A bill that has received majority support in both houses of the Legislature would create the toughest state internet privacy law in the nation, prohibiting carriers such as AT&T and Spectrum from selling Maine customers’ personal data without their permission.

Finally, child data privacy could get much-needed reform in new bill

Finally, child data privacy could get much-needed reform in new bill

Jim Steyer, CEO and founder of Common Sense and a children’s advocate, says data on kids, including their activities, hobbies, and social networks, is often for sale from the child’s first years of life.

Consumer advocates give Congress a different perspective on data privacy law

Consumer advocates give Congress a different perspective on data privacy law

Among other things, the advocates urged federal legislators to protect state laws and give enforcers more resources to penalize companies that abuse people's data.

EFF Supporting California’s Privacy For All Bill, Which Puts People, Not Tech Companies, in Control of Personal Data

EFF Supporting California’s Privacy For All Bill, Which Puts People, Not Tech Companies, in Control of Personal Data

San Francisco—The Electronic Frontier Foundation (EFF) is standing with Californians demanding more control over their personal data by supporting the Privacy For All bill, which requires tech companies to get their permission to share and use private information.

Pokémon Go was a warning about the rise of surveillance capitalism

Pokémon Go was a warning about the rise of surveillance capitalism

The idea that digital surveillance is inevitable – that’s just invalid, and we can’t let them get away with it.” Advertisement Zuboff’s central argument is that technology corporations, building on the data extraction and predictive power originally demonstrated by Google, have found a way to turn human behaviour into raw material that can be used to make predictions about future behaviour.

How to Disable Tracking Features in Windows 10 for Beginners

How to Disable Tracking Features in Windows 10 for Beginners

Cortana is a digital assistant by Microsoft that will set reminders, perform internet searches, and do many useful things for you. Turn off the advertising feature from Windows 10 to stay secure. Visit Settings and go to Network and Internet.

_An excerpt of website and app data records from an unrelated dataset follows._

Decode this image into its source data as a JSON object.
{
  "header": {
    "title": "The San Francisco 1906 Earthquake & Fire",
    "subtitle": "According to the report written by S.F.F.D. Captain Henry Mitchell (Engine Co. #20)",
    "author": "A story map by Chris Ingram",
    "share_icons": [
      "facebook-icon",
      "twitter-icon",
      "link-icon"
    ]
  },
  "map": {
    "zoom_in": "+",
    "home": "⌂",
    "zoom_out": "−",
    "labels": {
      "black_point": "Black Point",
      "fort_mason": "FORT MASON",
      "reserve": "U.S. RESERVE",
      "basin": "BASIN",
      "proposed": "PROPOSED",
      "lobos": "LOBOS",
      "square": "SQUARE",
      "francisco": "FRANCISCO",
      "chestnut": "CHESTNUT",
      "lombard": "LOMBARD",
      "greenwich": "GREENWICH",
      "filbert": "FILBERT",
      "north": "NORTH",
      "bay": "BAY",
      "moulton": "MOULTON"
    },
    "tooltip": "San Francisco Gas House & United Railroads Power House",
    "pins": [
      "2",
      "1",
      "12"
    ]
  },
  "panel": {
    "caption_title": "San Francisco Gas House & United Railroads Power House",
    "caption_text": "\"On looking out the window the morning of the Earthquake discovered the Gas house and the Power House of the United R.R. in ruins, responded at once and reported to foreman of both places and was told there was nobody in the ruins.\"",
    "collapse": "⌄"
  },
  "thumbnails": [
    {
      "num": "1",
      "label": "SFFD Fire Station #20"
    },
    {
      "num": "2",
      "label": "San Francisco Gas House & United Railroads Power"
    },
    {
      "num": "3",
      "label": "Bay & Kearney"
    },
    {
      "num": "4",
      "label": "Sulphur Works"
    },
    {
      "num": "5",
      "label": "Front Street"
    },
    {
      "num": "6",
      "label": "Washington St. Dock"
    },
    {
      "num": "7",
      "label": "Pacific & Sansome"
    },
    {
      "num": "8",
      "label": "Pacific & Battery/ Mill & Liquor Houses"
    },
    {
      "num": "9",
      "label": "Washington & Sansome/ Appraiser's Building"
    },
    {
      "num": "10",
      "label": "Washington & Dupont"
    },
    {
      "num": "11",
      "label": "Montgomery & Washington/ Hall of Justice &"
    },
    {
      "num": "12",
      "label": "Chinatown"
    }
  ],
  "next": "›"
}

Apple reportedly buys AI startup with privacy-conscious approach

Apple reportedly buys AI startup with privacy-conscious approach

Apple reportedly buys AI startup with privacy-conscious approach Silk Labs developed machine learning software for tasks like home security and building surveillance Apple has reportedly acquired Silk Labs, a little-known startup which focused on building on-device machine learning software.

Why are people so poor at making privacy choices? What can be done about it?

Why are people so poor at making privacy choices? What can be done about it?

It goes beyond pointing out that people make poor choices when it comes to protecting their personal data, and attempts to understand the key reasons for that failure. John points out that the online world does not work like the real world, and that leads us to make bad decisions:

The Demise Of Google+ Again Highlights Rampant Mismanagement At Mountain View

The Demise Of Google+ Again Highlights Rampant Mismanagement At Mountain View

Google+ could have given Facebook a run for its money: if it didn’t, it wasn’t because of product design problems or because Facebook was smarter: it was because of the obvious inability of its managers.